--- START ---

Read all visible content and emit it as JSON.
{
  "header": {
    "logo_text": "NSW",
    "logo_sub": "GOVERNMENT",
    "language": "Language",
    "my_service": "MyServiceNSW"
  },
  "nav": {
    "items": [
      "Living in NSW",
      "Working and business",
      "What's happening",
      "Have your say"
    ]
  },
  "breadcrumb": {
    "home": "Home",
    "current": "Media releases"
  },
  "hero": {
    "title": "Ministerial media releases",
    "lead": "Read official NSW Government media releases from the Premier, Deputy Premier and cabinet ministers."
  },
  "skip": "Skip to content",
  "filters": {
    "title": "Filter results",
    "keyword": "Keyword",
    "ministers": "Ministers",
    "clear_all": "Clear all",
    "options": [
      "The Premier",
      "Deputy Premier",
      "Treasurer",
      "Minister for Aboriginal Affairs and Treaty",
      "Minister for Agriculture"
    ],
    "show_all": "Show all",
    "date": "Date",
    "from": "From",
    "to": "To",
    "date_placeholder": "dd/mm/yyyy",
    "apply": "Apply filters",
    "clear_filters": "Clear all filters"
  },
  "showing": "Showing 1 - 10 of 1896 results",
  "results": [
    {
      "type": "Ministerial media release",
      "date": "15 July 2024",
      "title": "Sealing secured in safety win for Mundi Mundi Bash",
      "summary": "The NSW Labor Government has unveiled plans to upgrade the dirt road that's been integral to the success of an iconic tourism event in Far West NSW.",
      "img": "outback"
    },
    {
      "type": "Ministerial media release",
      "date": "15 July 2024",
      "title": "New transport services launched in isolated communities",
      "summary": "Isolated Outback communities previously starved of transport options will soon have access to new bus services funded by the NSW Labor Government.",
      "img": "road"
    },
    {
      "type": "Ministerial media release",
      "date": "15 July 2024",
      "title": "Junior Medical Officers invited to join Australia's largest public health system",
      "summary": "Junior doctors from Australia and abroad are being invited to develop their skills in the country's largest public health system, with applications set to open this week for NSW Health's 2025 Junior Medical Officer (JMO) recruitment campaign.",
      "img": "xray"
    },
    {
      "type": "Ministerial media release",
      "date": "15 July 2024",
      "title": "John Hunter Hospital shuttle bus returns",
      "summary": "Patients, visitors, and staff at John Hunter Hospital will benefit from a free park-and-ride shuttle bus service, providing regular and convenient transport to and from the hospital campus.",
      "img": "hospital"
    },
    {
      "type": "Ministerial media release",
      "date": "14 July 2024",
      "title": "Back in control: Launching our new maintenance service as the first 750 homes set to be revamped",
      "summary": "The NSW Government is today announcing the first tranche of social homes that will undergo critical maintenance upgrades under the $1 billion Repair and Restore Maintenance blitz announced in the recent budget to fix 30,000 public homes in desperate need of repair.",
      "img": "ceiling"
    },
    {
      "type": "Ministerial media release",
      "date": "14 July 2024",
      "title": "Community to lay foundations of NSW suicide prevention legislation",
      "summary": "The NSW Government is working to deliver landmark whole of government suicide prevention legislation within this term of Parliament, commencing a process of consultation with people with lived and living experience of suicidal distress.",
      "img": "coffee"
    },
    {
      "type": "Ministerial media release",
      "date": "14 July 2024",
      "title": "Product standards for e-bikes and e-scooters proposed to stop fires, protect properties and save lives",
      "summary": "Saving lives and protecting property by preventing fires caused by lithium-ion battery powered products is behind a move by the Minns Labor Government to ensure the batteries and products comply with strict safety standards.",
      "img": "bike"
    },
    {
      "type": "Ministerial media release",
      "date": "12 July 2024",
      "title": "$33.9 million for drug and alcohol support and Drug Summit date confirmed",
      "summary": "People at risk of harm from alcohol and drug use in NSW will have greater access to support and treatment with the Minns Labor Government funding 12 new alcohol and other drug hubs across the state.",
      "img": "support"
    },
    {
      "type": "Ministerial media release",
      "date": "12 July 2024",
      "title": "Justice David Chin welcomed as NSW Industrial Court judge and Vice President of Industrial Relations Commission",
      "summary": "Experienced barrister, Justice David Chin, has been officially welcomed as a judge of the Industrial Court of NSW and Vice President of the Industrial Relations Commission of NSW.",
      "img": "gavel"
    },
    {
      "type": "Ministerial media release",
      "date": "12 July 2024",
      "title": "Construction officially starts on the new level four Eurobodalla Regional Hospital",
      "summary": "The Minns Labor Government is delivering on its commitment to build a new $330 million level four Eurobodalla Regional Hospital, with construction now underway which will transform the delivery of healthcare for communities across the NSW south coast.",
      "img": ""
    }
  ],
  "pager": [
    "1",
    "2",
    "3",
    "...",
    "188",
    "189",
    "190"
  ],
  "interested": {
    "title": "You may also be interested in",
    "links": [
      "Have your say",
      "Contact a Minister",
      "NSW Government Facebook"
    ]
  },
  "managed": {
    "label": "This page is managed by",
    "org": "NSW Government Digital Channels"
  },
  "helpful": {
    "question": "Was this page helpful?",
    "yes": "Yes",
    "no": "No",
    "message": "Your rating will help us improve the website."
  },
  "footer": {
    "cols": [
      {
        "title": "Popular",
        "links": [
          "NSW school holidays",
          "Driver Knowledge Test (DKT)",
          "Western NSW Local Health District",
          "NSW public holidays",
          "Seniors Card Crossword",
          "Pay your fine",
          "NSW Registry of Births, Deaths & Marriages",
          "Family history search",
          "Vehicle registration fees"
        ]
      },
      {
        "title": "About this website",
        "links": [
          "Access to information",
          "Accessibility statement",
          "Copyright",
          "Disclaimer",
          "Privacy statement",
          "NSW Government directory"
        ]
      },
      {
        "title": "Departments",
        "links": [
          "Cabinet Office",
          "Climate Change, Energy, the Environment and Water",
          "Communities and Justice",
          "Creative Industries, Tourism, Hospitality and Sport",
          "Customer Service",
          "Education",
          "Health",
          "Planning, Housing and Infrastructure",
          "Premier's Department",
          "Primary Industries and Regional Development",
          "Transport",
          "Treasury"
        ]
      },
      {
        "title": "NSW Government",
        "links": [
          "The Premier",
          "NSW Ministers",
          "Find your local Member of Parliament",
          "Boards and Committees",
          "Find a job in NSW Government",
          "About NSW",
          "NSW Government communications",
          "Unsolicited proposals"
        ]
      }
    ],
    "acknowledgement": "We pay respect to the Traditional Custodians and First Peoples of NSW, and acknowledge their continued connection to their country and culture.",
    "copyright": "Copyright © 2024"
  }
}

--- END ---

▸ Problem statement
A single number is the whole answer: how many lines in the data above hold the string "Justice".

▸ Solution
3